Complexity and Blame: Teaching Well

"Innocent until proven guilty" is a great construct in our democracy.

So often complex matters result in a rush to blame rather than a rush to investigate.

That's why protocols are so important with regard to any complexity--complexity at home, in school, at the community level and further.

We can all get caught in the trap of rushing to conclusion too quickly without making due time to figure out a situation--I learned that lesson my first year of teaching when a significant amount of book money was lost, and I later found it buried beneath a drawer. Fortunately I was advised not to blame anyone and I didn't.

It's a good idea to keep files of school issues and incidents. Often what seems like a small issue may get larger, and if you keep a daily log of what happens, then you have that information to refer to as the issue develops.

A bright colleague of mine keeps a small notebook with a page for every child--that's a good way to jot down issues, both challenging and enriching, to reflect on and use as you develop the teaching/learning program.
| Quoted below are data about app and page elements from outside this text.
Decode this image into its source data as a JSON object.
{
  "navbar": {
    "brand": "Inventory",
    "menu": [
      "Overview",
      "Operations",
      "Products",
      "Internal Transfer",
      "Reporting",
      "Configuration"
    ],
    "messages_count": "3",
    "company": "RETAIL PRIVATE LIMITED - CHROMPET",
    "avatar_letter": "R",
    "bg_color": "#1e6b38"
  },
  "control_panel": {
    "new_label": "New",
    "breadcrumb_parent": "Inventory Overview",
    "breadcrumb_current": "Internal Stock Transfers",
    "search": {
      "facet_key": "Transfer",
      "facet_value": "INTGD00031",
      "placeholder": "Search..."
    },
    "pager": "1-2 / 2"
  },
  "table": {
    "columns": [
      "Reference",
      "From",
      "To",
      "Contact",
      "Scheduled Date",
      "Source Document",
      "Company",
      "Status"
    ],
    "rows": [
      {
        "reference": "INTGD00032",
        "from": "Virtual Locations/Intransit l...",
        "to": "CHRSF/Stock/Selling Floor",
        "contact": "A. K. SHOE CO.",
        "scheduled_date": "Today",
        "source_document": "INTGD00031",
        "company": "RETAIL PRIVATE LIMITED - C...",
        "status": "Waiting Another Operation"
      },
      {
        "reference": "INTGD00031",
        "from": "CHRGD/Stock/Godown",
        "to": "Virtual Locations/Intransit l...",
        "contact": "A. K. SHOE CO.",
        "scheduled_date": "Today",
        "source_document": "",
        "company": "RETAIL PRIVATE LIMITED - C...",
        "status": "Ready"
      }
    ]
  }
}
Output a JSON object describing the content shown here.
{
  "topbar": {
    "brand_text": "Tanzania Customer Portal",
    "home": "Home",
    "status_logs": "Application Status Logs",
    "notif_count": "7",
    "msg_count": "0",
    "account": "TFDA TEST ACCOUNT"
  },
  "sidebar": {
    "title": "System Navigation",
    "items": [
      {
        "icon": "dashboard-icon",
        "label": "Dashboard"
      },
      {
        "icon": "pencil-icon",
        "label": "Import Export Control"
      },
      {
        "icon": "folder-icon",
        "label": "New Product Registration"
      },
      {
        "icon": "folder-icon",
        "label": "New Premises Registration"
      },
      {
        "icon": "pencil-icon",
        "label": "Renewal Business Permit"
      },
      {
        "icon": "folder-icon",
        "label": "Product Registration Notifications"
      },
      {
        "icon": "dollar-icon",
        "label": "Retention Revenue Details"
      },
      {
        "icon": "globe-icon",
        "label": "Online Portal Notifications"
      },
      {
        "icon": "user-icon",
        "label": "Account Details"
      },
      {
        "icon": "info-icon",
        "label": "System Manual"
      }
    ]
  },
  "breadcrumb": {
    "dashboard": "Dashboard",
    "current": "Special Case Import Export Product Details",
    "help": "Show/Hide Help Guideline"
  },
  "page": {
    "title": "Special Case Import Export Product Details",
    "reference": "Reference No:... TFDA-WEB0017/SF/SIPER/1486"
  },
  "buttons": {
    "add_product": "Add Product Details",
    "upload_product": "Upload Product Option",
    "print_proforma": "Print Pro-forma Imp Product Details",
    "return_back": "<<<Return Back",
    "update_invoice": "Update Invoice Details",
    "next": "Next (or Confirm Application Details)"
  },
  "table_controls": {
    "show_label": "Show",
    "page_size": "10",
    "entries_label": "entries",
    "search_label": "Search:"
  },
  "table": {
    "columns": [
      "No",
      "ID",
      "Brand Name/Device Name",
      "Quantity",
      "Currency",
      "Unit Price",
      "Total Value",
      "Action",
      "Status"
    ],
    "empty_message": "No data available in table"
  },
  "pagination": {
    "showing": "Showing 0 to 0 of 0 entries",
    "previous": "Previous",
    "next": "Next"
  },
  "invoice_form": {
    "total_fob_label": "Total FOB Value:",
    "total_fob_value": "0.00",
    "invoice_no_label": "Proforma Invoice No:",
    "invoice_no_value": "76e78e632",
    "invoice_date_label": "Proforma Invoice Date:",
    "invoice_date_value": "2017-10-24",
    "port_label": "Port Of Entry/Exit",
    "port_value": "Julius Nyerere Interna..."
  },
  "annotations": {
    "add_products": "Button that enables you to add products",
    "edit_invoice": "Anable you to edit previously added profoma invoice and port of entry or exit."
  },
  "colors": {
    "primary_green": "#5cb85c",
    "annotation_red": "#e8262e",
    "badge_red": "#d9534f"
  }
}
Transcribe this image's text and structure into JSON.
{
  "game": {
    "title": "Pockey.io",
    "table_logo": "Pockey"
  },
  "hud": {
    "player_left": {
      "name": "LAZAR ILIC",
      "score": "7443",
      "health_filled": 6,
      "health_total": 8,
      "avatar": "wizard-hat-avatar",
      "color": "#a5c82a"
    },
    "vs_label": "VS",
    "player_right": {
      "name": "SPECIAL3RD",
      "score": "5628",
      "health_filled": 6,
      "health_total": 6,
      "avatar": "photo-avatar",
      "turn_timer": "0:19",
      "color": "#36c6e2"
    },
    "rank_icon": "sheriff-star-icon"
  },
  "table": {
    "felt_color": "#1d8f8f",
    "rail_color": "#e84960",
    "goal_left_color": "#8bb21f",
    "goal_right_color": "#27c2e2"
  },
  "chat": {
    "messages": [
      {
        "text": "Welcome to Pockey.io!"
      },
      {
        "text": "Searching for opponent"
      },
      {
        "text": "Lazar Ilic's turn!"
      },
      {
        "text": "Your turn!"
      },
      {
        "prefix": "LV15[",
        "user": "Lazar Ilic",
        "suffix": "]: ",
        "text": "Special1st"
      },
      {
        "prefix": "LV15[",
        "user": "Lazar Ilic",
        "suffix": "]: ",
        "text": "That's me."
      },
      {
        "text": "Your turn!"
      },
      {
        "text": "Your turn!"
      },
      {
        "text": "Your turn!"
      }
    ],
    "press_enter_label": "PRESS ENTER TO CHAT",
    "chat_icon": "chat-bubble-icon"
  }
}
Working with people can often be complex, and we we have to regard that complexity with good process and protocol so that we result in less blame and more support. Onward.